On May 4th, New York City Mayor Bill de Blasio signed a law that will prohibit employers from asking about a prospective employee’s salary history or relying on salary history in determining compensation. This is likely to have a profound impact on New York City employers’ hiring and compensation practices. The law will go into effect October 31, 2017, 180 days after its May 4, 2017 signing.

The new law amends New York City’s Human Rights Law to make it an unlawful discriminatory practice for an employer or employment agency to:

The law defines “salary history” to include an applicant’s current or prior wages, benefits, and all other forms of compensation. In addition to prohibiting seeking salary history directly from the applicant, the law also prohibits seeking salary information about the applicant from the applicant’s current or prior employers or any agent of the applicant’s current or prior employer, and prohibits searching for the applicant’s salary history in publicly available resources.

Although the law prohibits employers from inquiring about an applicant’s salary history, an employer will not be prohibited from engaging in discussions with the applicant about a position’s anticipated salary, the applicant’s expectations regarding compensation, or whether an applicant would forfeit any unvested equity or deferred compensation for leaving his or her current employer. An employer will continue to be able to speak with an applicant about “objective measures” of the applicant’s productivity, which could include revenue, sales, or other production reports.

The law provides some exceptions. The exceptions include:

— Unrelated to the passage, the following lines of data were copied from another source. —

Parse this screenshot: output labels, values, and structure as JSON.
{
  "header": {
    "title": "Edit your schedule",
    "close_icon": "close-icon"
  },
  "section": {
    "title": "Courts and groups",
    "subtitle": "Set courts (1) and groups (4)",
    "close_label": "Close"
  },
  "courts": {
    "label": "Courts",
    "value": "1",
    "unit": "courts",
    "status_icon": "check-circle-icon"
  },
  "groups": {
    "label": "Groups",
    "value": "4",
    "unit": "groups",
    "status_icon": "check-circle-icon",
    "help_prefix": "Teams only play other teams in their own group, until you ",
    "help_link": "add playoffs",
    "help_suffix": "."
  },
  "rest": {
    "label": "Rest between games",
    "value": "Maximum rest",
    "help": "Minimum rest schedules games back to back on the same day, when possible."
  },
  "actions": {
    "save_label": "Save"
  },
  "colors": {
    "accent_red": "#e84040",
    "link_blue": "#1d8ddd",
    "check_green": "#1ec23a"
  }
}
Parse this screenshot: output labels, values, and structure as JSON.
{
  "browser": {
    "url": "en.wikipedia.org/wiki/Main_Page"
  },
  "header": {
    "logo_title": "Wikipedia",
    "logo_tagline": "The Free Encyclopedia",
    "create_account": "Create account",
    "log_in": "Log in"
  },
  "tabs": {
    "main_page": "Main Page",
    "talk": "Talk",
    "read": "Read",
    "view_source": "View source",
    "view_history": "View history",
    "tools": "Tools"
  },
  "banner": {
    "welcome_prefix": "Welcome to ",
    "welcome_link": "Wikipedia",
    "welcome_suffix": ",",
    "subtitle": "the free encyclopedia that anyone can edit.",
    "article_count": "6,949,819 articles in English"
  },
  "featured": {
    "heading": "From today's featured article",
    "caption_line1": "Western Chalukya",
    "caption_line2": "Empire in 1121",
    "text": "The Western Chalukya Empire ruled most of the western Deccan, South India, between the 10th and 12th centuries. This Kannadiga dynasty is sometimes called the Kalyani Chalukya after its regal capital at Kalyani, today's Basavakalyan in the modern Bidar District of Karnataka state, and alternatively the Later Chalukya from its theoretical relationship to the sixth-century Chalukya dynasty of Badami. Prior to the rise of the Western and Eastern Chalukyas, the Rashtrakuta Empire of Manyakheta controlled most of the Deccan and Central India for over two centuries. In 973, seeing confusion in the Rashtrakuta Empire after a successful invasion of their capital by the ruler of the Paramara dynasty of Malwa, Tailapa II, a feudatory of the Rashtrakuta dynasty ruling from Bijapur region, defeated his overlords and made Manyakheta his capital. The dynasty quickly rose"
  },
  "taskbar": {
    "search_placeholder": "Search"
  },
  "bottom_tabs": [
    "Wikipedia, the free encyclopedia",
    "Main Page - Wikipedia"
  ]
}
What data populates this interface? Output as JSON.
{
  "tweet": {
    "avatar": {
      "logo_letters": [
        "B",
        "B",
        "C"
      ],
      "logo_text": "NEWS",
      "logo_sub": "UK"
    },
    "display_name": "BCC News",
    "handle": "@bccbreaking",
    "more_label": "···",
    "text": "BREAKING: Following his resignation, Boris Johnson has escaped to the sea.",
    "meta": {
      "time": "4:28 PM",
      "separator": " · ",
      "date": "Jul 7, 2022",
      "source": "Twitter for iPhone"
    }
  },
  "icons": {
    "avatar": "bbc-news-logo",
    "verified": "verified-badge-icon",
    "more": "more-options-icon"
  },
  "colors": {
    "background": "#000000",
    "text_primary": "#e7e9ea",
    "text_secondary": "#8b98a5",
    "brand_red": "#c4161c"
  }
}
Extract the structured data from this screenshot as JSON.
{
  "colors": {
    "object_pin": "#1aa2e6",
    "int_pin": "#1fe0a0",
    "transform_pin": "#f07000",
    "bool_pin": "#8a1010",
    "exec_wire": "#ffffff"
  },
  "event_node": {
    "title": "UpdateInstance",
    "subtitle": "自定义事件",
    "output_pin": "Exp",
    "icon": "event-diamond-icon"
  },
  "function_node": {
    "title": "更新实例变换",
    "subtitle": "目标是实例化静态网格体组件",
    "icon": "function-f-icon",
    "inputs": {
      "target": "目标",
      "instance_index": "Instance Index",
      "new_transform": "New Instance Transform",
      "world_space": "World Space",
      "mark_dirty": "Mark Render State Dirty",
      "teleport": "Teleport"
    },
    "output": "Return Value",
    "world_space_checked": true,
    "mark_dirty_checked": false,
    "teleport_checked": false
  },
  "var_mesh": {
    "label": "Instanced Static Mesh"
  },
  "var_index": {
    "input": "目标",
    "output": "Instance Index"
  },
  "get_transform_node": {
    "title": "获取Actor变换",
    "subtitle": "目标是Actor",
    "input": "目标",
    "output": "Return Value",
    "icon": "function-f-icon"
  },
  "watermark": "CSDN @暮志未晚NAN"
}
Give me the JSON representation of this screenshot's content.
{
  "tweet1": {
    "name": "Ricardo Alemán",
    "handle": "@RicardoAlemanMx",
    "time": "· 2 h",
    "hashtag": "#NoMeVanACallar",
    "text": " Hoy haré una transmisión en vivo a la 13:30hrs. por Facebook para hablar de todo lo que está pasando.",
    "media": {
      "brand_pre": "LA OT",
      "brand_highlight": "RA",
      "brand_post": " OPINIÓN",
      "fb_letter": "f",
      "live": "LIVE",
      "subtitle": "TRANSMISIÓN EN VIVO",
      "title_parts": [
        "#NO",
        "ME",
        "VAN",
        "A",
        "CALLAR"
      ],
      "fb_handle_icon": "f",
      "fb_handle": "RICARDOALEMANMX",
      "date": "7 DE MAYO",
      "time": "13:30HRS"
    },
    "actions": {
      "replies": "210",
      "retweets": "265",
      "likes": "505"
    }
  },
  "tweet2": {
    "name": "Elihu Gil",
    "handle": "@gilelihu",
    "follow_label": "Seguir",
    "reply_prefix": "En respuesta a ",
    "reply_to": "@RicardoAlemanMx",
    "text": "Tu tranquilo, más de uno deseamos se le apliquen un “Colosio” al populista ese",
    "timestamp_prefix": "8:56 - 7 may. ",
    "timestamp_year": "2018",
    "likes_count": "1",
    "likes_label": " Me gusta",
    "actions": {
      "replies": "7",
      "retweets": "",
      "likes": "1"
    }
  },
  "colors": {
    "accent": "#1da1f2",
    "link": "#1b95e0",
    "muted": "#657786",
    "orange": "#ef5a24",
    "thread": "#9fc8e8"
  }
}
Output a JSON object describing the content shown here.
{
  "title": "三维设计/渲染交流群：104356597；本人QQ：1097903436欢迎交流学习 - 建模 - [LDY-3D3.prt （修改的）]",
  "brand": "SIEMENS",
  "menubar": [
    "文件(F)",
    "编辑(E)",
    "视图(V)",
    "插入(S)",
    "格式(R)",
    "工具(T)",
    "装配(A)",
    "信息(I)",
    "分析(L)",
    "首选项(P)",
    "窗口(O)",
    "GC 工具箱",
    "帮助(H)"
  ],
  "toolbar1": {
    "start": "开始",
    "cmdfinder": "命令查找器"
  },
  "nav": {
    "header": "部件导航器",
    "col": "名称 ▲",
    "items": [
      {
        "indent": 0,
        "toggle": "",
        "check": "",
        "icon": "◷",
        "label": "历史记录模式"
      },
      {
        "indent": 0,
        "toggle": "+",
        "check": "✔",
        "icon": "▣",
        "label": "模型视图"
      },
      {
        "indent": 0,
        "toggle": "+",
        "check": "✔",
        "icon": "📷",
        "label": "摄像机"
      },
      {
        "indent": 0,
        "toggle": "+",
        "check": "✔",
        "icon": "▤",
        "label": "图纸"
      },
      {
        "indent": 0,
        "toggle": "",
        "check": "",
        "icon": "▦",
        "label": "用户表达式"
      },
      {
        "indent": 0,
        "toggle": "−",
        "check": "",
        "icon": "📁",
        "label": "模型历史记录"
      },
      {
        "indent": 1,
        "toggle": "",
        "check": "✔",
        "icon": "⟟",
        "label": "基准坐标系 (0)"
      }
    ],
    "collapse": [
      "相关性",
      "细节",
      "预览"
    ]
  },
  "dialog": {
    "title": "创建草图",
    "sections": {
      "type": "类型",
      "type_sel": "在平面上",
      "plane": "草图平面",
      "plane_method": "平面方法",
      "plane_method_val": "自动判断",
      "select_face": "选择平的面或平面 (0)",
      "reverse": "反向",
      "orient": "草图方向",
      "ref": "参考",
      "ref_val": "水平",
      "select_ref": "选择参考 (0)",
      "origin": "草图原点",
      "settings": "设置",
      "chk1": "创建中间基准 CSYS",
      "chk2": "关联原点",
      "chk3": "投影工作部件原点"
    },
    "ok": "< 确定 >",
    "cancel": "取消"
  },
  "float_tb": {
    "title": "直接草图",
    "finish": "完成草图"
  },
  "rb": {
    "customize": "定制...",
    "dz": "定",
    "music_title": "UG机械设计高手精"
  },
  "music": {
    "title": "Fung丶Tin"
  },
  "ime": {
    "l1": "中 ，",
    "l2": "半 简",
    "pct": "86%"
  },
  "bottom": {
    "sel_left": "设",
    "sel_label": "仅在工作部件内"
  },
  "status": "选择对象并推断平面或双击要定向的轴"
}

New York City employers should review their application, interview, and applicant verification processes to ensure their procedures comply with the provisions of the law. If you have questions about this update or integrating this law into your application and interview process or procedures, please contact the author of this article or an attorney at Clifton Budd & DeMaria, LLP.